With the rise of recent hate crimes targeting the Asian American community I feel it necessary to share my love, appreciation and dedication to the people that have fed me spiritually for the last 30 years. American Zen is indebted to countless Japanese Americans, Chinese-Americans, Korean-Americans, Tibetan-Americans and Indian-Americans who have over the past two centuries brought with them the spiritual teachings from their lands of origin.
Racing is what I did for a living. I raced to get to the swimming pool. I raced in the water. I raced to get my homework finished. I raced against my classmates for the best grade. When I sat down to rest, my thoughts raced. I watched fast paced movies, gorging on violence, sex, bodies crashing into each other, and the noise of gunfire. None of this was real, but it was a reflection of the reality of some parts of our world, certainly parts of my own mind, and so it felt real, and I felt connected to others through that “tele – vision.” Yet like Prince Siddhartha prior to seeing the four sights (a sick man, a senile man, a corpse and a sage), I knew there was something missing.
Carrots are extraordinarily versatile root vegetables. They can be used raw in salads, cooked into soups and stews, mashed into pancakes, and entwined into a host of other dishes. Recipes that involve carrots will describe the amounts needed and the size or shape to make with them. Some books are adorned with colorful arrangements ofContinue reading “Zen Cooking Lesson: Candescent Carrots”
Not every teaching the Buddha gave had universal application. Some of it was meant only for certain people, and in certain times. The Buddha was primarily concerned with helping others to wake up to the reality of suffering and in providing practitioners with the means to liberate themselves from suffering. All of the stories in the Pali Cannon were offered on specific occasions and at specific times and were in response to the needs of individuals or the community at that time.
The Bodhisattva vow, which many have taken when they received the 16 precepts, includes the vow to return again and again to this world until all beings attain Enlightenment. The underlying assumption is that Enlightenment, Nirvana and no rebirth is an aim of Buddhism. Zen Master Dogen’s phrase, “practice and Enlightenment are one” (修証一如), is a later development in Buddhism which merges the means with the ends.
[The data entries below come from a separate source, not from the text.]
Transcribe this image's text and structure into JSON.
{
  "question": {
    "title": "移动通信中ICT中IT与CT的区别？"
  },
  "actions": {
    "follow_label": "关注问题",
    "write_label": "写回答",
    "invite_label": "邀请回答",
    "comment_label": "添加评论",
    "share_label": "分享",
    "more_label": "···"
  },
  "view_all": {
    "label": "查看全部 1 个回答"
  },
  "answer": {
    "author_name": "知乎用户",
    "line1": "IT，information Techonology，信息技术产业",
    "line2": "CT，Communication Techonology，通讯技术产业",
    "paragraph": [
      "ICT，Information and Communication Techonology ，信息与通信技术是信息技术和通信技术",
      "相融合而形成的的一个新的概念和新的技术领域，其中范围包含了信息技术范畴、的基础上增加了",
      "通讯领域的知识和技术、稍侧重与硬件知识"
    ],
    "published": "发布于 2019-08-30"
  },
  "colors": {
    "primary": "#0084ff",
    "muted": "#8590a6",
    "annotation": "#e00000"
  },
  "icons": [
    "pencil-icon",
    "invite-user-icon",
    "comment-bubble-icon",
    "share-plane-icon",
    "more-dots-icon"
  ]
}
So, in one sense, concerning our self with rebirth is not necessary. However, even Zen Master Dogen talks about rebirth: “In ten thousand kalpas and thousands of lives, how many times are we born and how many times do we die? This cycle of lives is samsara [suffering], caused only by blind clinging to worldly affairs.”
“How did you feel about transferring from one religion to another? Have you found any conflicts between the two religions? What have you learned from Zen Buddhism in contrast to Catholicism?” These were questions asked of me by a student in my World Religions class at the Des Moines Area Community College. I hope thatContinue reading ““Conversion” to Buddhism”
My nephew is in the R.O.T.C. program at University of California, San Diego. He is planning to enter the Navy afterwards and possibly be a fighter pilot. Like his grandfather, his time in the service gives him a full ride, an option that makes total sense when money appears to be scarce. My nephew sharedContinue reading “Can a Buddhist Become a Marine?”
We think we exist as some kind of solid independent reality. Funeral ceremonies of loved ones have always served to remind me of the dream-like quality of life. Recently, a beloved aunt of mine passed away. Her husband, children, and grandchildren all eulogized her in a profound way. Her grandchildren played music, sang, and offeredContinue reading “The Web of Life”
“Beyond Mountains are more mountains” is a Haitian saying. This proverb does not only accurately depict the Haitian landscape, but also the inner landscape of our lives. We all have ups and downs, just like the mountains’ slopes. There is no end to the highs and lows of our lives. Haitians know this all tooContinue reading “Haiti is a Great Teacher”
Dharma gates are boundless, I vow to enter them. Children have been by far my best teachers. Jesus said that if we can learn to have the mind of a child, then we will enter the kingdom of heaven. The child’s mind is open, receptive, and sincerely curious about life. When sitting zazen, Dai-En Roshi wouldContinue reading “A Dharma Doorway”